## Action item
Please repeat every entry exactly as given, apart from dropping the images.

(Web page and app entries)
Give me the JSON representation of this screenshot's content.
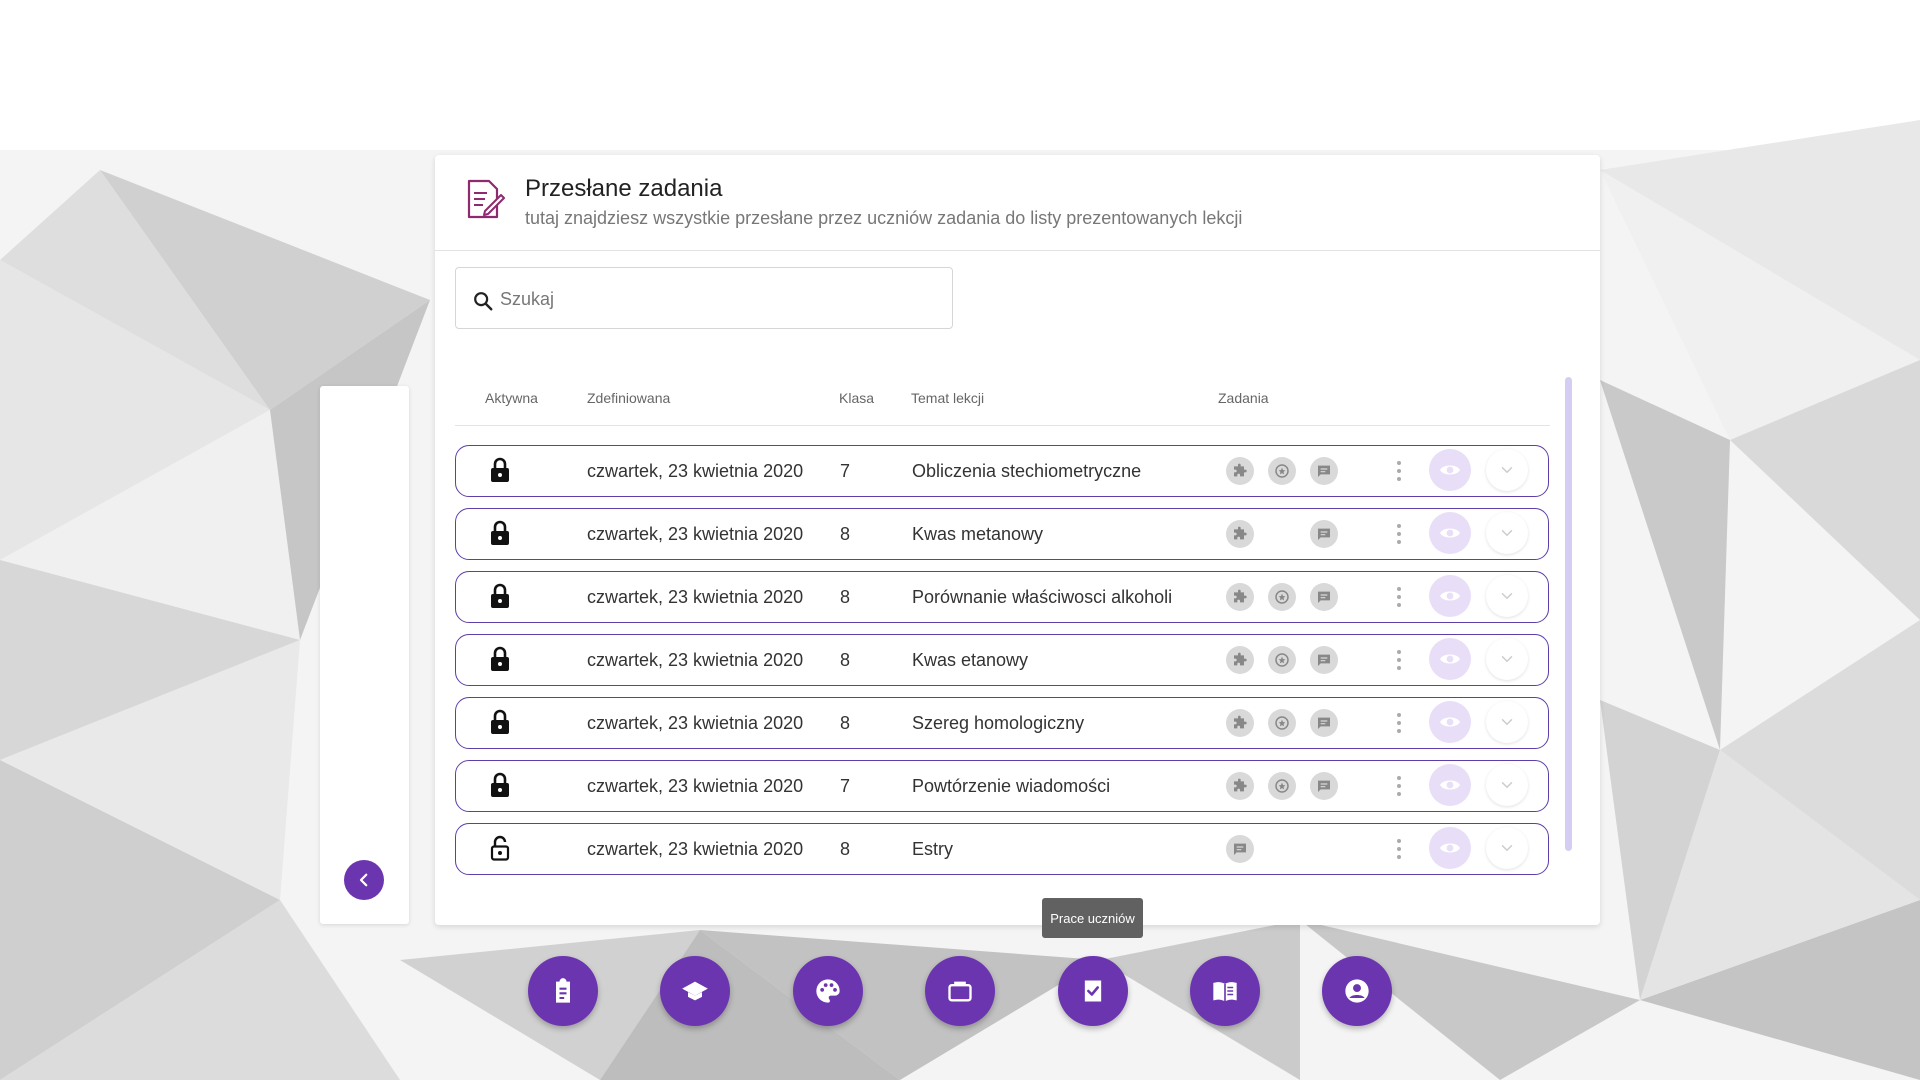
{
  "header": {
    "title": "Przesłane zadania",
    "subtitle": "tutaj znajdziesz wszystkie przesłane przez uczniów zadania do listy prezentowanych lekcji"
  },
  "search": {
    "placeholder": "Szukaj",
    "value": ""
  },
  "table": {
    "columns": [
      "Aktywna",
      "Zdefiniowana",
      "Klasa",
      "Temat lekcji",
      "Zadania"
    ],
    "rows": [
      {
        "locked": true,
        "date": "czwartek, 23 kwietnia 2020",
        "class": "7",
        "topic": "Obliczenia stechiometryczne",
        "tasks": [
          "puzzle-icon",
          "star-icon",
          "message-icon"
        ]
      },
      {
        "locked": true,
        "date": "czwartek, 23 kwietnia 2020",
        "class": "8",
        "topic": "Kwas metanowy",
        "tasks": [
          "puzzle-icon",
          "message-icon"
        ]
      },
      {
        "locked": true,
        "date": "czwartek, 23 kwietnia 2020",
        "class": "8",
        "topic": "Porównanie właściwosci alkoholi",
        "tasks": [
          "puzzle-icon",
          "star-icon",
          "message-icon"
        ]
      },
      {
        "locked": true,
        "date": "czwartek, 23 kwietnia 2020",
        "class": "8",
        "topic": "Kwas etanowy",
        "tasks": [
          "puzzle-icon",
          "star-icon",
          "message-icon"
        ]
      },
      {
        "locked": true,
        "date": "czwartek, 23 kwietnia 2020",
        "class": "8",
        "topic": "Szereg homologiczny",
        "tasks": [
          "puzzle-icon",
          "star-icon",
          "message-icon"
        ]
      },
      {
        "locked": true,
        "date": "czwartek, 23 kwietnia 2020",
        "class": "7",
        "topic": "Powtórzenie wiadomości",
        "tasks": [
          "puzzle-icon",
          "star-icon",
          "message-icon"
        ]
      },
      {
        "locked": false,
        "date": "czwartek, 23 kwietnia 2020",
        "class": "8",
        "topic": "Estry",
        "tasks": [
          "message-icon"
        ]
      }
    ]
  },
  "tooltip": "Prace uczniów",
  "bottom_nav": [
    "clipboard-icon",
    "graduation-cap-icon",
    "palette-icon",
    "briefcase-icon",
    "assignment-check-icon",
    "book-icon",
    "account-icon"
  ],
  "colors": {
    "accent": "#6c35b0",
    "row_border": "#5e3ea8",
    "eye_bg": "#e8def8",
    "header_icon": "#8e2a6f"
  }
}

## Answer space
Give me the JSON representation of this screenshot's content.
{
  "header": {
    "title": "Przesłane zadania",
    "subtitle": "tutaj znajdziesz wszystkie przesłane przez uczniów zadania do listy prezentowanych lekcji"
  },
  "search": {
    "placeholder": "Szukaj",
    "value": ""
  },
  "table": {
    "columns": [
      "Aktywna",
      "Zdefiniowana",
      "Klasa",
      "Temat lekcji",
      "Zadania"
    ],
    "rows": [
      {
        "locked": true,
        "date": "czwartek, 23 kwietnia 2020",
        "class": "7",
        "topic": "Obliczenia stechiometryczne",
        "tasks": [
          "puzzle-icon",
          "star-icon",
          "message-icon"
        ]
      },
      {
        "locked": true,
        "date": "czwartek, 23 kwietnia 2020",
        "class": "8",
        "topic": "Kwas metanowy",
        "tasks": [
          "puzzle-icon",
          "message-icon"
        ]
      },
      {
        "locked": true,
        "date": "czwartek, 23 kwietnia 2020",
        "class": "8",
        "topic": "Porównanie właściwosci alkoholi",
        "tasks": [
          "puzzle-icon",
          "star-icon",
          "message-icon"
        ]
      },
      {
        "locked": true,
        "date": "czwartek, 23 kwietnia 2020",
        "class": "8",
        "topic": "Kwas etanowy",
        "tasks": [
          "puzzle-icon",
          "star-icon",
          "message-icon"
        ]
      },
      {
        "locked": true,
        "date": "czwartek, 23 kwietnia 2020",
        "class": "8",
        "topic": "Szereg homologiczny",
        "tasks": [
          "puzzle-icon",
          "star-icon",
          "message-icon"
        ]
      },
      {
        "locked": true,
        "date": "czwartek, 23 kwietnia 2020",
        "class": "7",
        "topic": "Powtórzenie wiadomości",
        "tasks": [
          "puzzle-icon",
          "star-icon",
          "message-icon"
        ]
      },
      {
        "locked": false,
        "date": "czwartek, 23 kwietnia 2020",
        "class": "8",
        "topic": "Estry",
        "tasks": [
          "message-icon"
        ]
      }
    ]
  },
  "tooltip": "Prace uczniów",
  "bottom_nav": [
    "clipboard-icon",
    "graduation-cap-icon",
    "palette-icon",
    "briefcase-icon",
    "assignment-check-icon",
    "book-icon",
    "account-icon"
  ],
  "colors": {
    "accent": "#6c35b0",
    "row_border": "#5e3ea8",
    "eye_bg": "#e8def8",
    "header_icon": "#8e2a6f"
  }
}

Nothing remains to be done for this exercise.